Okay, I’ll admit it. When I’m drinking a beer and there’s no hearty conversation going on either with the people I’m drinking with or with the bartender or the regulars hanging out at the bar, after each sip I will slowly turn the beer glass around to see if there might be an interesting ghostly or skeletal image on the side of the beer glass.

Kind of like this one, which I found a few years ago and marveled at.

I have found a few that, like those random patterns of clouds in the sky, ALMOST look like something worth capturing. But, looking at the photo of them later, they just didn’t capture that unique spirit of the little ghost that seems to be trapped in the beer glass with just the right “expression” on his face.

So, the other day, when Liz and I were talking about the artwork we wanted to have for the cover of our forthcoming co-authored book Spirits Untapped: Haunted Bars & Breweries (the proposal is currently sitting with my publisher for my other titles such as Haunted Hamilton, Creepy Capital, Tomes of Terror, Spooky Sudbury, Haunted Hospitals and Macabre Montreal – for anybody paying attention, you’ll notice that Spirits Untapped will break a long line of alliteration in my titles. Although, admittedly, there IS alliteration in the subtitle, so all is still right with my world), we were looking at ways in which we might be able to incorporate a glass of beer and a ghost or a spirit.

Some of our previous attempts at having some art created for us in this regard resulted in the following images.

They’re pretty decent, and we’ve used them in a few places, but we need something bolder and more dynamic.

In the midst of toying with creating some images that I thought might fit the bill . . . (a few images that I designed yesterday using a cool app called Photofox on my phone) . . .

. . . we came across a few articles about this amazing new machine called Beer Ripples. It is from a company that had already successfully produced a “latte art” machine. For the beer, they are using an edible malt-based ink to print high resolution images onto the foam of a beer.

You can read more about the machine on DigitalTrends, Munchies, Geek.com and Food & Wine.

The machine sells for $3000 USD plus an additional annual subscription of $1,500 (which includes enough edible malt-ink for 6,000 pints of beer) The price and annual subscription put me off my initial desire to say “we must have one of these for our next beer party or for our book launch!” but that doesn’t mean I won’t be looking for any nearby establishment that might have one of these and allow me to do a few custom jobs for a promotional photo shook for our forthcoming book. I’m sure they’d be able to do a job like that for considerably less money.

Here’s a video from the folks at Beer Ripples that demonstrate how it works!

We’re still pretty fascinated by what the folks at Ripples have been able to do with coffee and with beer, and we raise a toast (with a beer with a nice full head on it, of course), in their honor.

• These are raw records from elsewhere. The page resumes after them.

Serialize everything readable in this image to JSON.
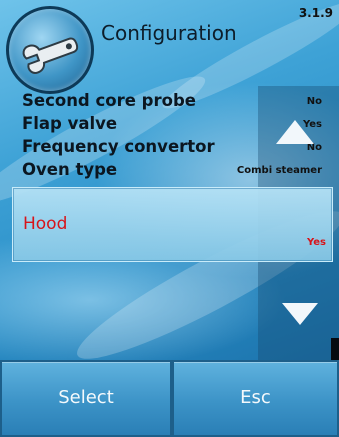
{
  "header": {
    "title": "Configuration",
    "version": "3.1.9"
  },
  "config_items": [
    {
      "label": "Second core probe",
      "value": "No"
    },
    {
      "label": "Flap valve",
      "value": "Yes"
    },
    {
      "label": "Frequency convertor",
      "value": "No"
    },
    {
      "label": "Oven type",
      "value": "Combi steamer"
    }
  ],
  "selected_item": {
    "label": "Hood",
    "value": "Yes"
  },
  "buttons": {
    "select_label": "Select",
    "esc_label": "Esc"
  },
  "icons": {
    "logo": "wrench-icon",
    "scroll_up": "arrow-up-icon",
    "scroll_down": "arrow-down-icon"
  },
  "colors": {
    "selected_text": "#d7141a",
    "background": "#2b8fc8"
  }
}
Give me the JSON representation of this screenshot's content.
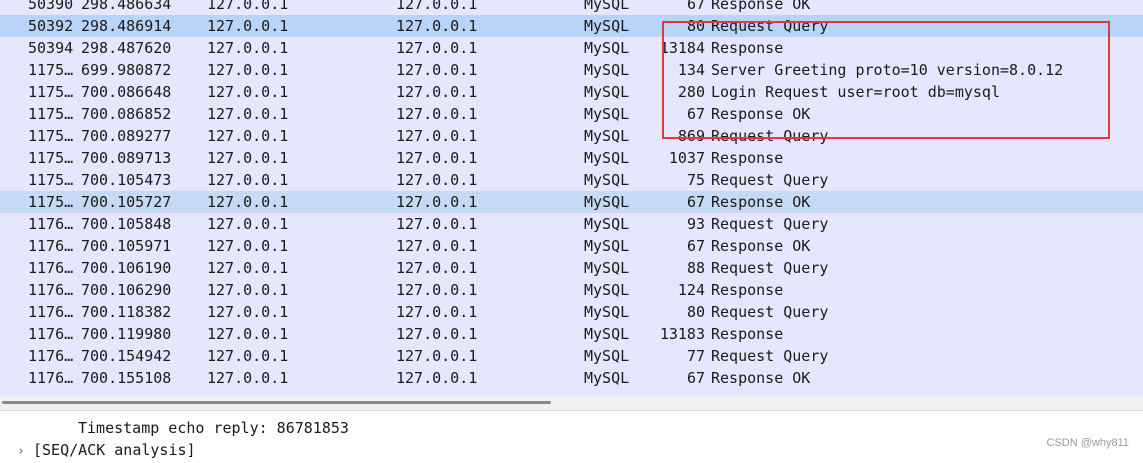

In the meantime, you might still find me, in an obsession perhaps similar to that of Captain Ahab, sitting at the bar of some local craft beer pub and searching longing for that “Moby-Dick” of a ghostly looking slick of beer foam on the side of my glass.

If you do see me sitting like that, call me Ishmael.